Referring to the above example from Table 2, let's assume that a user visited the website at 3:03 pm. There is a 45% probability that the visit can be traced back to spot A and a 40% probability to spot B. These two TV advertisements are integrated into the user journey of this user. If that user had another paid search click, added something to the shopping cart, and then bought the product right after clicking on a retargeting campaign, their specific user journey would look like this:

 

 

 

 

 

 

 

 

User journey with two potential and weighted TV ad views

The integration of TV spot touchpoints in the user journey analysis provides insights into which other marketing touchpoints are part of the customer journey that can be influenced by TV campaigns. For example, it is possible to understand in which areas the expenditure for digital marketing campaigns has to be increased so that the traffic of a certain television station results in conversions. Adtriba customers make it possible to analyze the interaction of TV advertising and digital marketing channels on the user journey and detailed level.

The combination of User Level TV Attribution with CLV Attribution is particularly interesting for advertisers. In this way, not only the influence of TV spots on first orders, but also on all subsequent ones, i.e. the customer lifetime value, can be assessed. An example: Let us assume that a television station has so far successfully attracted first-time buyers, but not users who buy repeatedly. With the help of CLV Attribution, however, its competitive position improves compared to a TV broadcaster that attracts fewer new customers, but generates higher CLVs through better acquisition of repeat buyers. Only CLV-based TV attribution enables holistic performance optimization of TV ads.

The following diagrams from the Adtriba dashboard are examples of the type of analysis that this integrated approach makes possible:

Adtriba Performance Report including TV as a channel in comparison with other marketing channels

Adtriba Customer Journey Analysis: User Journeys with a TV Ad View as the first interaction

Adtriba Funnel Analysis: In which part of the customer journey TV ad views take place

Adtriba offers two options for analyzing the performance of a TV advertising campaign; the isolated and integrated TV attribution. In principle, the integrated approach should be preferred. In particular for comparison with existing tools or with what TV agencies or broadcasters enable, we also offer the isolated perspective.

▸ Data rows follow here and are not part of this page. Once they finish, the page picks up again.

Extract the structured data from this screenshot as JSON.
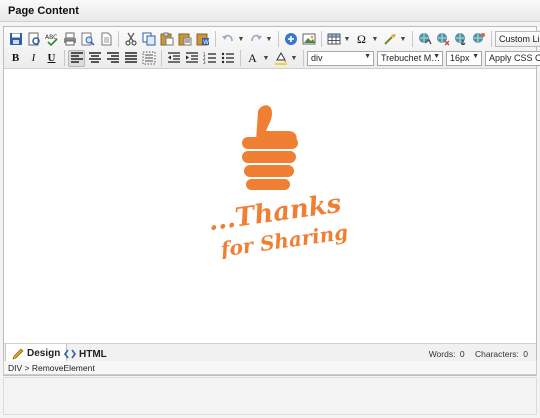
{
  "panel": {
    "title": "Page Content"
  },
  "toolbar": {
    "row1": [
      {
        "name": "save-icon",
        "label": "Save"
      },
      {
        "name": "print-preview-icon",
        "label": "Print Preview"
      },
      {
        "name": "spellcheck-icon",
        "label": "Spell Check"
      },
      {
        "name": "print-icon",
        "label": "Print"
      },
      {
        "name": "find-icon",
        "label": "Find"
      },
      {
        "name": "document-icon",
        "label": "Template"
      },
      {
        "name": "cut-icon",
        "label": "Cut"
      },
      {
        "name": "copy-icon",
        "label": "Copy"
      },
      {
        "name": "paste-icon",
        "label": "Paste"
      },
      {
        "name": "paste-text-icon",
        "label": "Paste Plain Text"
      },
      {
        "name": "paste-word-icon",
        "label": "Paste from Word"
      },
      {
        "name": "undo-icon",
        "label": "Undo"
      },
      {
        "name": "redo-icon",
        "label": "Redo"
      },
      {
        "name": "insert-icon",
        "label": "Insert"
      },
      {
        "name": "image-icon",
        "label": "Image"
      },
      {
        "name": "table-icon",
        "label": "Table"
      },
      {
        "name": "special-char-icon",
        "label": "Ω"
      },
      {
        "name": "format-painter-icon",
        "label": "Format"
      },
      {
        "name": "link-icon",
        "label": "Link"
      },
      {
        "name": "unlink-icon",
        "label": "Unlink"
      },
      {
        "name": "anchor-icon",
        "label": "Anchor"
      },
      {
        "name": "hyperlink-manager-icon",
        "label": "Hyperlink Manager"
      }
    ],
    "custom_links_label": "Custom Links",
    "bold": "B",
    "italic": "I",
    "underline": "U",
    "font_color_glyph": "A",
    "block_format": "div",
    "font_name": "Trebuchet M…",
    "font_size": "16px",
    "css_class": "Apply CSS Cl…"
  },
  "content": {
    "logo_line1": "...Thanks",
    "logo_line2": "for Sharing!",
    "accent_color": "#f07f34"
  },
  "modes": {
    "design": "Design",
    "html": "HTML"
  },
  "counts": {
    "words_label": "Words:",
    "words": "0",
    "chars_label": "Characters:",
    "chars": "0"
  },
  "status": {
    "path": "DIV > RemoveElement"
  },
  "colors": {
    "accent": "#f07f34",
    "toolbar_bg": "#ececec",
    "border": "#bdbdbd"
  }
}
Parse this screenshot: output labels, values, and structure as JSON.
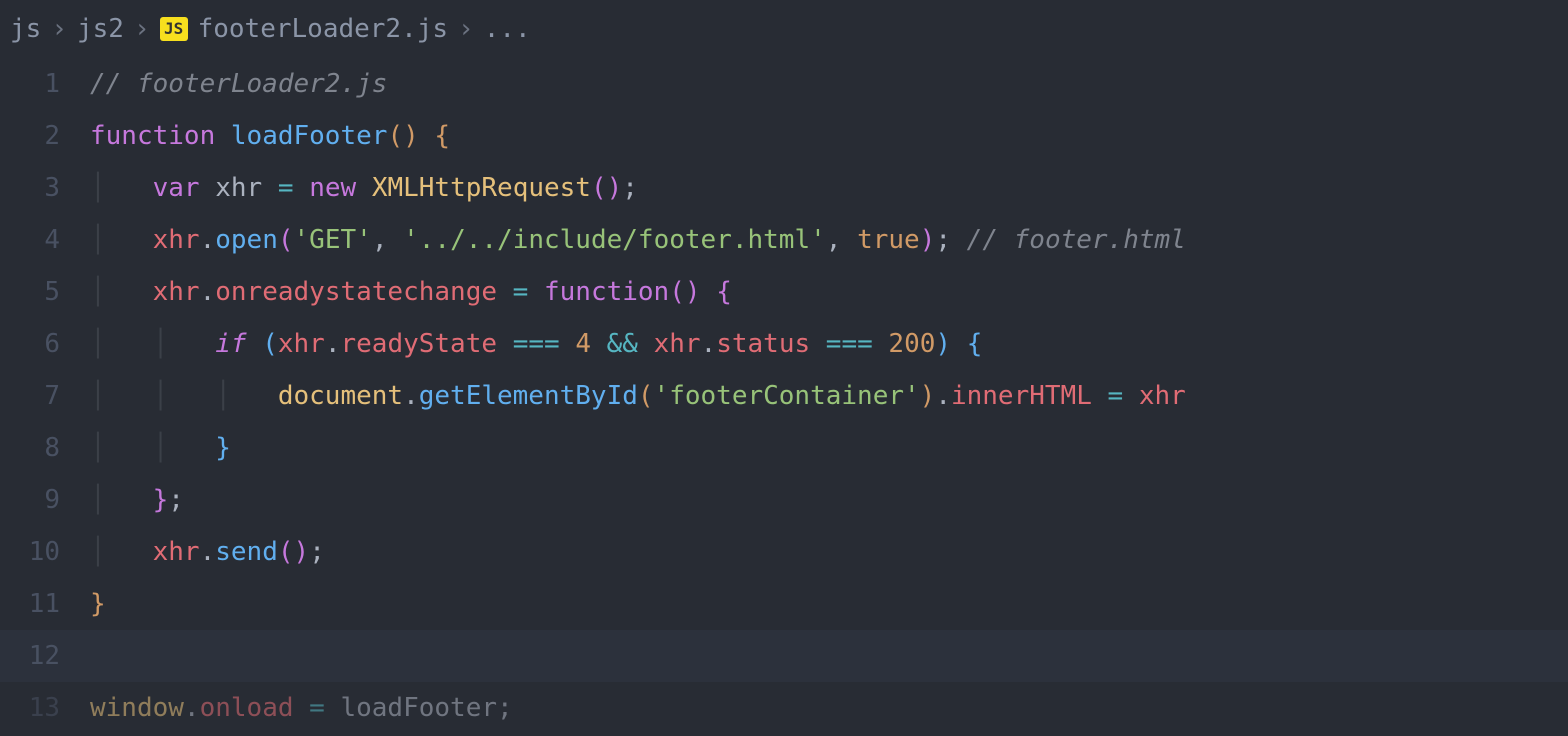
{
  "breadcrumbs": {
    "item0": "js",
    "item1": "js2",
    "item2": "footerLoader2.js",
    "item3": "...",
    "js_badge": "JS"
  },
  "gutter": {
    "l1": "1",
    "l2": "2",
    "l3": "3",
    "l4": "4",
    "l5": "5",
    "l6": "6",
    "l7": "7",
    "l8": "8",
    "l9": "9",
    "l10": "10",
    "l11": "11",
    "l12": "12",
    "l13": "13"
  },
  "code": {
    "l1_comment": "// footerLoader2.js",
    "l2_function": "function",
    "l2_name": "loadFooter",
    "l3_var": "var",
    "l3_xhr": "xhr",
    "l3_new": "new",
    "l3_class": "XMLHttpRequest",
    "l4_xhr": "xhr",
    "l4_open": "open",
    "l4_get": "'GET'",
    "l4_path": "'../../include/footer.html'",
    "l4_true": "true",
    "l4_comment": "// footer.html",
    "l5_xhr": "xhr",
    "l5_onready": "onreadystatechange",
    "l5_function": "function",
    "l6_if": "if",
    "l6_xhr1": "xhr",
    "l6_readyState": "readyState",
    "l6_eq1": "===",
    "l6_4": "4",
    "l6_and": "&&",
    "l6_xhr2": "xhr",
    "l6_status": "status",
    "l6_eq2": "===",
    "l6_200": "200",
    "l7_document": "document",
    "l7_getById": "getElementById",
    "l7_fc": "'footerContainer'",
    "l7_innerHTML": "innerHTML",
    "l7_xhr": "xhr",
    "l10_xhr": "xhr",
    "l10_send": "send",
    "l13_window": "window",
    "l13_onload": "onload",
    "l13_loadFooter": "loadFooter"
  }
}
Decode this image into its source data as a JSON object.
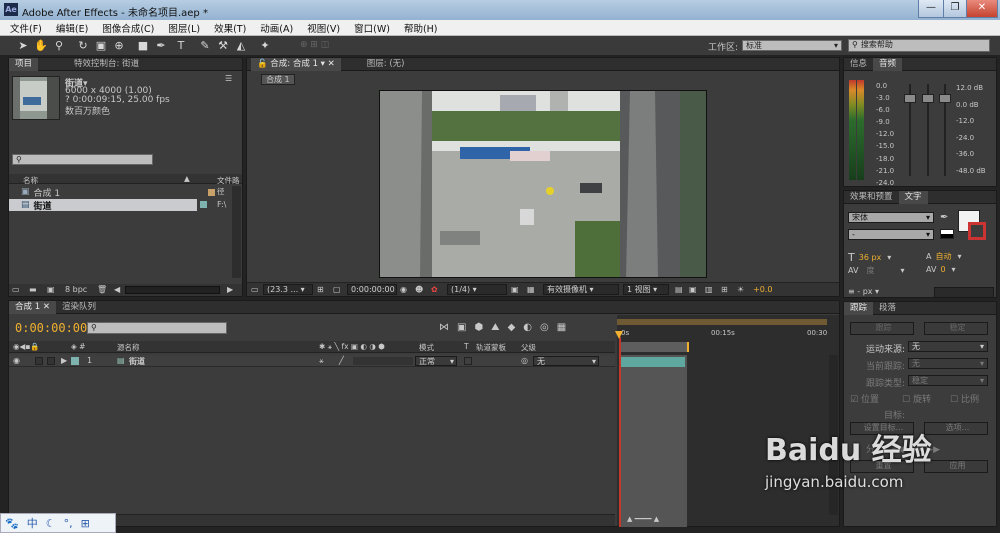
{
  "window": {
    "title": "Adobe After Effects - 未命名项目.aep *",
    "app_badge": "Ae",
    "minimize": "—",
    "maximize": "❐",
    "close": "✕"
  },
  "menu": [
    "文件(F)",
    "编辑(E)",
    "图像合成(C)",
    "图层(L)",
    "效果(T)",
    "动画(A)",
    "视图(V)",
    "窗口(W)",
    "帮助(H)"
  ],
  "toolbar": {
    "workspace_label": "工作区:",
    "workspace_value": "标准",
    "search_placeholder": "搜索帮助"
  },
  "project": {
    "tabs": [
      "项目",
      "特效控制台: 街道"
    ],
    "item_name": "街道▾",
    "item_size": "6000 x 4000 (1.00)",
    "item_duration": "? 0:00:09:15, 25.00 fps",
    "item_color": "数百万颜色",
    "col_name": "名称",
    "col_file": "文件路径",
    "rows": [
      {
        "name": "合成 1",
        "file": ""
      },
      {
        "name": "街道",
        "file": "F:\\"
      }
    ],
    "bpc": "8 bpc"
  },
  "viewer": {
    "tab_comp": "合成: 合成 1",
    "tab_layer": "图层: (无)",
    "crumb": "合成 1",
    "zoom": "(23.3 ...",
    "timecode": "0:00:00:00",
    "resolution": "(1/4)",
    "camera": "有效摄像机",
    "views": "1 视图",
    "exposure": "+0.0"
  },
  "info": {
    "tabs": [
      "信息",
      "音频"
    ],
    "db_left": [
      "0.0",
      "-3.0",
      "-6.0",
      "-9.0",
      "-12.0",
      "-15.0",
      "-18.0",
      "-21.0",
      "-24.0"
    ],
    "db_right": [
      "12.0 dB",
      "0.0 dB",
      "-12.0",
      "-24.0",
      "-36.0",
      "-48.0 dB"
    ]
  },
  "effects": {
    "tabs": [
      "效果和预置",
      "文字"
    ],
    "font": "宋体",
    "style": "-",
    "size": "36 px",
    "leading": "自动",
    "tracking": "0",
    "unit": "px"
  },
  "tracker": {
    "tabs": [
      "跟踪",
      "段落"
    ],
    "track_btn": "跟踪",
    "stable_btn": "稳定",
    "motion_source": "运动来源:",
    "motion_value": "无",
    "current_track": "当前跟踪:",
    "current_value": "无",
    "track_type": "跟踪类型:",
    "track_type_value": "稳定",
    "position": "位置",
    "rotation": "旋转",
    "scale": "比例",
    "target": "目标:",
    "set_target": "设置目标...",
    "options": "选项...",
    "analyze": "分析:",
    "apply": "应用",
    "reset": "重置"
  },
  "timeline": {
    "tabs": [
      "合成 1",
      "渲染队列"
    ],
    "timecode": "0:00:00:00",
    "col_src": "源名称",
    "col_mode": "模式",
    "col_t": "T",
    "col_trkmat": "轨道蒙板",
    "col_parent": "父级",
    "layer_num": "1",
    "layer_name": "街道",
    "layer_mode": "正常",
    "layer_parent": "无",
    "ruler": [
      "0s",
      "00:15s",
      "00:30"
    ]
  },
  "taskbar": {
    "ime": "中",
    "icons": [
      "paw-icon",
      "moon-icon",
      "comma-icon",
      "grid-icon"
    ]
  },
  "watermark": {
    "brand": "Baidu 经验",
    "url": "jingyan.baidu.com"
  },
  "colors": {
    "accent": "#f0b030",
    "selection": "#c9cbcf",
    "teal": "#5fa8a0"
  }
}
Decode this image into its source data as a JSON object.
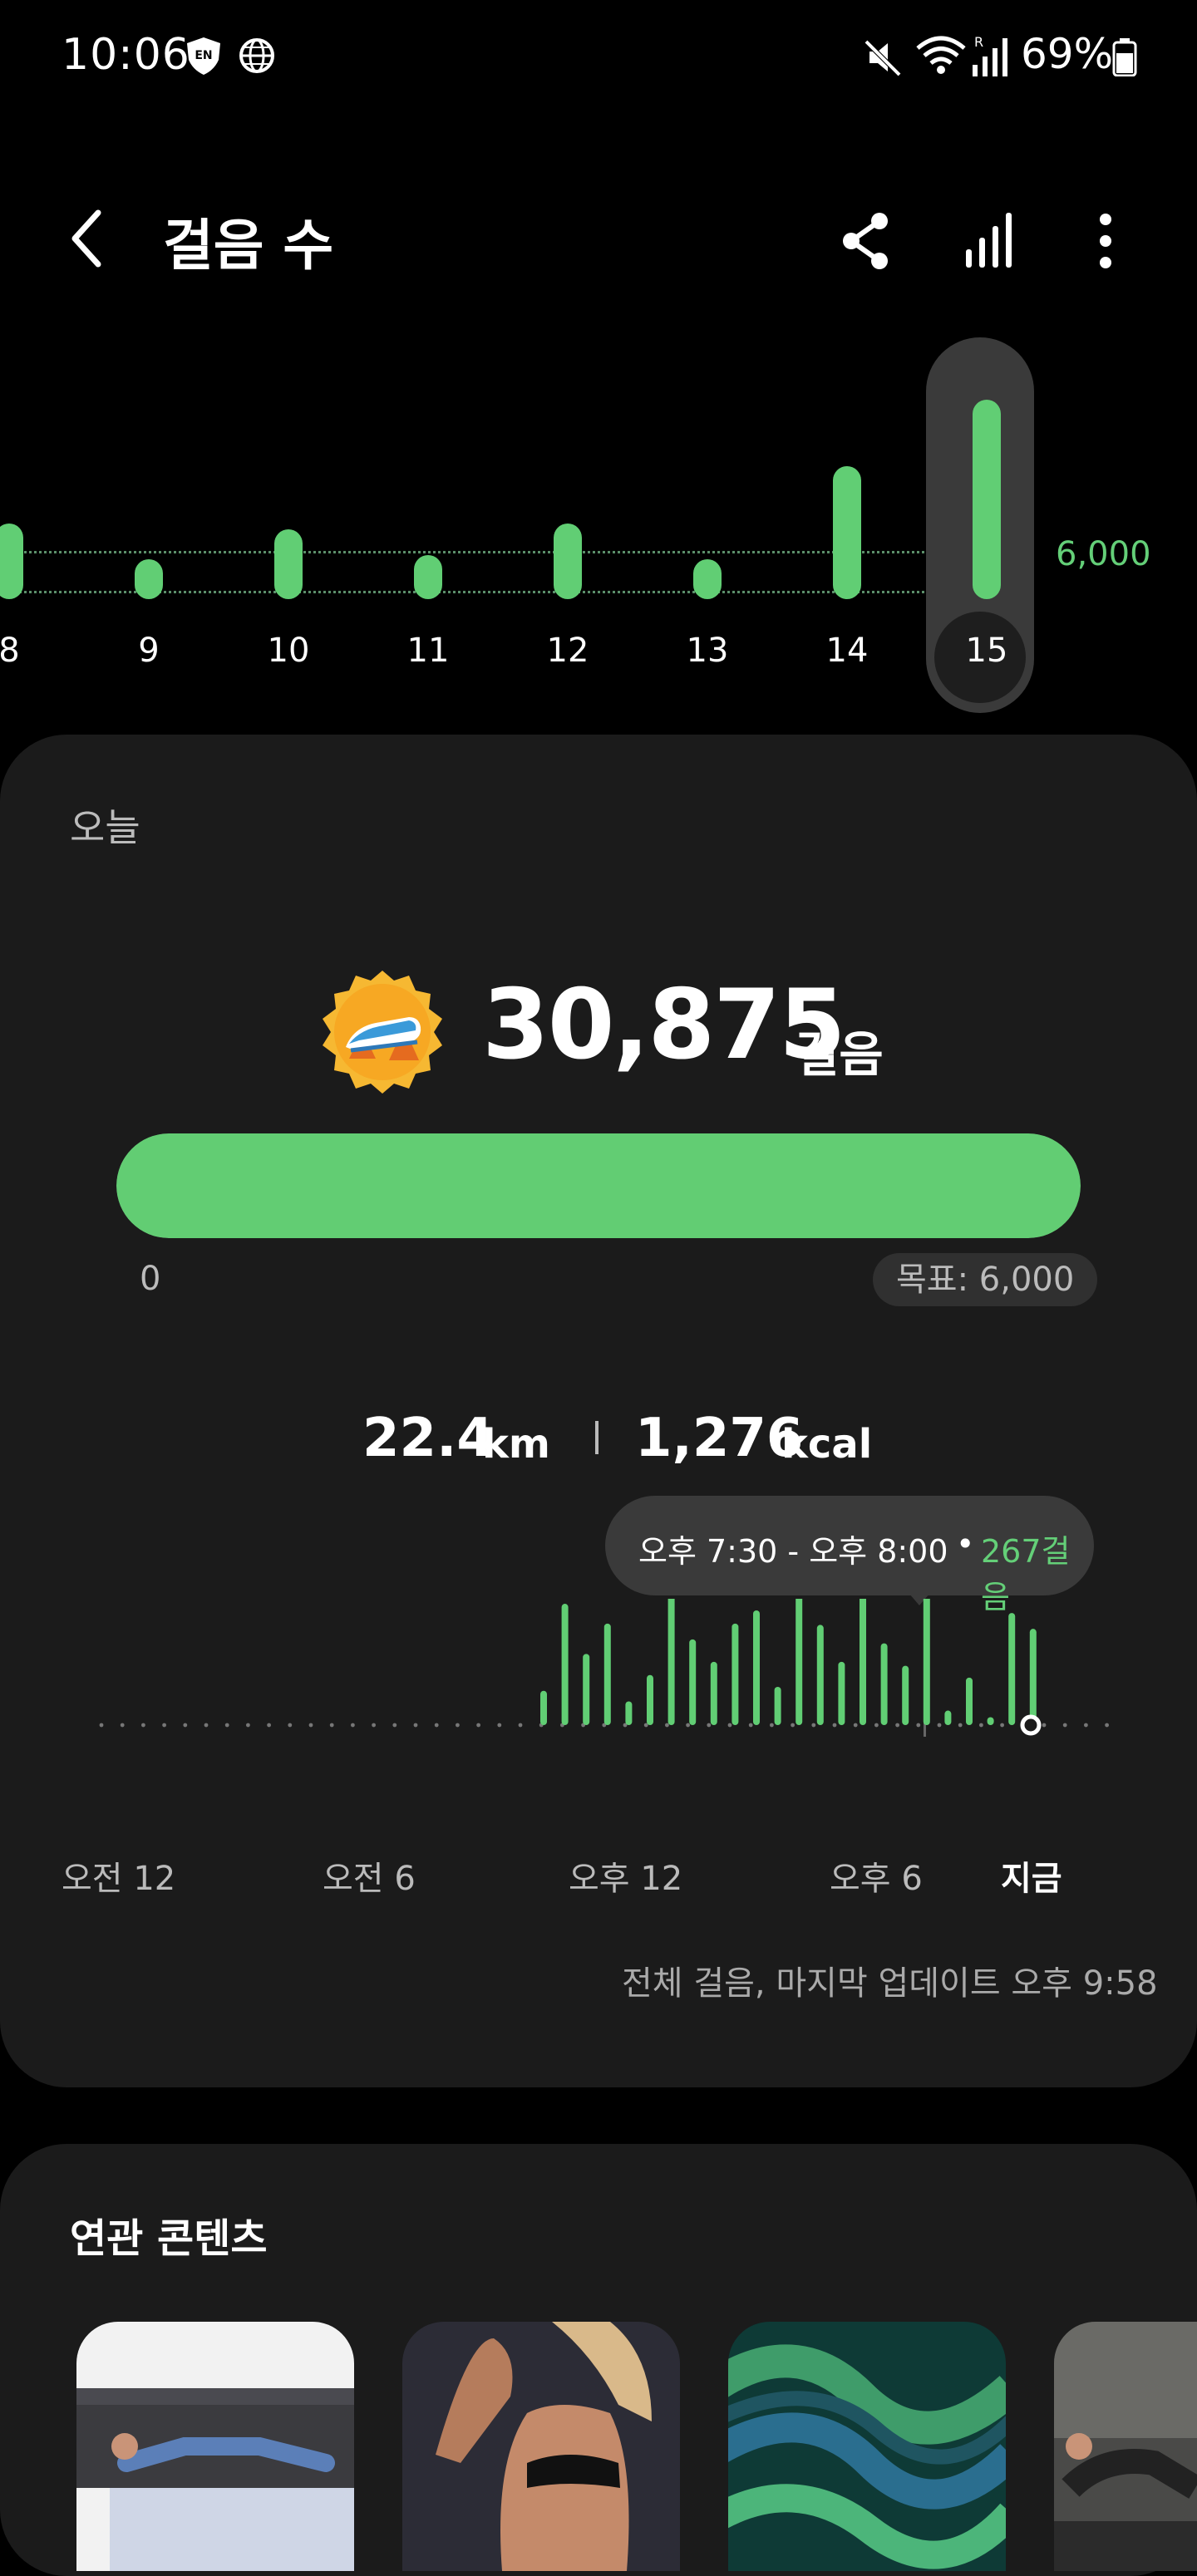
{
  "status_bar": {
    "time": "10:06",
    "battery": "69%",
    "vpn_badge": "EN",
    "icons": [
      "en-shield-icon",
      "globe-icon",
      "mute-icon",
      "wifi-icon",
      "signal-icon",
      "battery-icon"
    ]
  },
  "header": {
    "title": "걸음 수",
    "icons": [
      "back-icon",
      "share-icon",
      "bar-chart-icon",
      "more-vertical-icon"
    ]
  },
  "week": {
    "goal_label": "6,000",
    "goal": 6000,
    "selected_day": "15",
    "days": [
      {
        "label": "8",
        "value": 6000
      },
      {
        "label": "9",
        "value": 1000
      },
      {
        "label": "10",
        "value": 5500
      },
      {
        "label": "11",
        "value": 3500
      },
      {
        "label": "12",
        "value": 6000
      },
      {
        "label": "13",
        "value": 2500
      },
      {
        "label": "14",
        "value": 10500
      },
      {
        "label": "15",
        "value": 30875
      }
    ]
  },
  "today": {
    "label": "오늘",
    "steps": "30,875",
    "steps_unit": "걸음",
    "progress_fraction": 1.0,
    "progress_start": "0",
    "goal_chip": "목표: 6,000",
    "distance_value": "22.4",
    "distance_unit": "km",
    "calories_value": "1,276",
    "calories_unit": "kcal",
    "tooltip": {
      "range": "오후 7:30 - 오후 8:00",
      "dot": "•",
      "steps": "267걸음"
    },
    "axis_labels": [
      "오전 12",
      "오전 6",
      "오후 12",
      "오후 6"
    ],
    "now_label": "지금",
    "updated": "전체 걸음, 마지막 업데이트 오후 9:58",
    "accent": "#61ce74"
  },
  "chart_data": {
    "type": "bar",
    "unit": "steps per 30 min",
    "x": [
      "오전 12",
      "",
      "",
      "",
      "",
      "",
      "",
      "",
      "",
      "",
      "",
      "",
      "오전 6",
      "",
      "",
      "",
      "",
      "",
      "",
      "",
      "",
      "",
      "",
      "",
      "오후 12",
      "",
      "",
      "",
      "",
      "",
      "",
      "",
      "",
      "",
      "",
      "",
      "오후 6",
      "",
      "",
      "",
      "",
      "",
      "",
      "",
      ""
    ],
    "values": [
      0,
      0,
      0,
      0,
      0,
      0,
      0,
      0,
      0,
      0,
      0,
      0,
      0,
      0,
      0,
      0,
      0,
      0,
      0,
      0,
      0,
      0,
      0,
      0,
      0,
      0,
      0,
      0,
      0,
      0,
      0,
      0,
      0,
      0,
      0,
      0,
      0,
      0,
      0,
      0,
      0,
      0,
      0,
      0,
      0,
      0,
      0,
      0,
      0,
      0,
      0,
      0,
      0,
      0,
      0,
      0,
      0,
      0,
      0,
      0,
      0,
      0,
      0,
      0,
      0,
      0,
      0,
      0,
      0,
      0,
      0,
      0,
      0,
      0,
      0,
      0,
      0,
      0,
      0,
      0,
      0,
      0,
      0,
      0,
      0,
      0,
      0,
      0,
      0,
      0,
      0,
      0,
      0,
      0,
      0,
      0
    ]
  },
  "hourly_bars": [
    {
      "slot": 20,
      "value": 260
    },
    {
      "slot": 21,
      "value": 920
    },
    {
      "slot": 22,
      "value": 540
    },
    {
      "slot": 23,
      "value": 770
    },
    {
      "slot": 24,
      "value": 180
    },
    {
      "slot": 25,
      "value": 380
    },
    {
      "slot": 26,
      "value": 1050
    },
    {
      "slot": 27,
      "value": 650
    },
    {
      "slot": 28,
      "value": 480
    },
    {
      "slot": 29,
      "value": 770
    },
    {
      "slot": 30,
      "value": 870
    },
    {
      "slot": 31,
      "value": 290
    },
    {
      "slot": 32,
      "value": 1100
    },
    {
      "slot": 33,
      "value": 760
    },
    {
      "slot": 34,
      "value": 480
    },
    {
      "slot": 35,
      "value": 1240
    },
    {
      "slot": 36,
      "value": 620
    },
    {
      "slot": 37,
      "value": 450
    },
    {
      "slot": 38,
      "value": 1270
    },
    {
      "slot": 39,
      "value": 110
    },
    {
      "slot": 40,
      "value": 360
    },
    {
      "slot": 41,
      "value": 60
    },
    {
      "slot": 42,
      "value": 850
    },
    {
      "slot": 43,
      "value": 730
    }
  ],
  "related": {
    "title": "연관 콘텐츠",
    "thumbnails": [
      "plank-workout-thumbnail",
      "back-muscle-thumbnail",
      "green-swirl-thumbnail",
      "gym-workout-thumbnail"
    ]
  }
}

Would you like to learn more about how Adtriba integrates TV advertising into user journey modeling? Then we look forward to hearing from you at: [email protected] You are also welcome to book a demo in which we will answer your questions: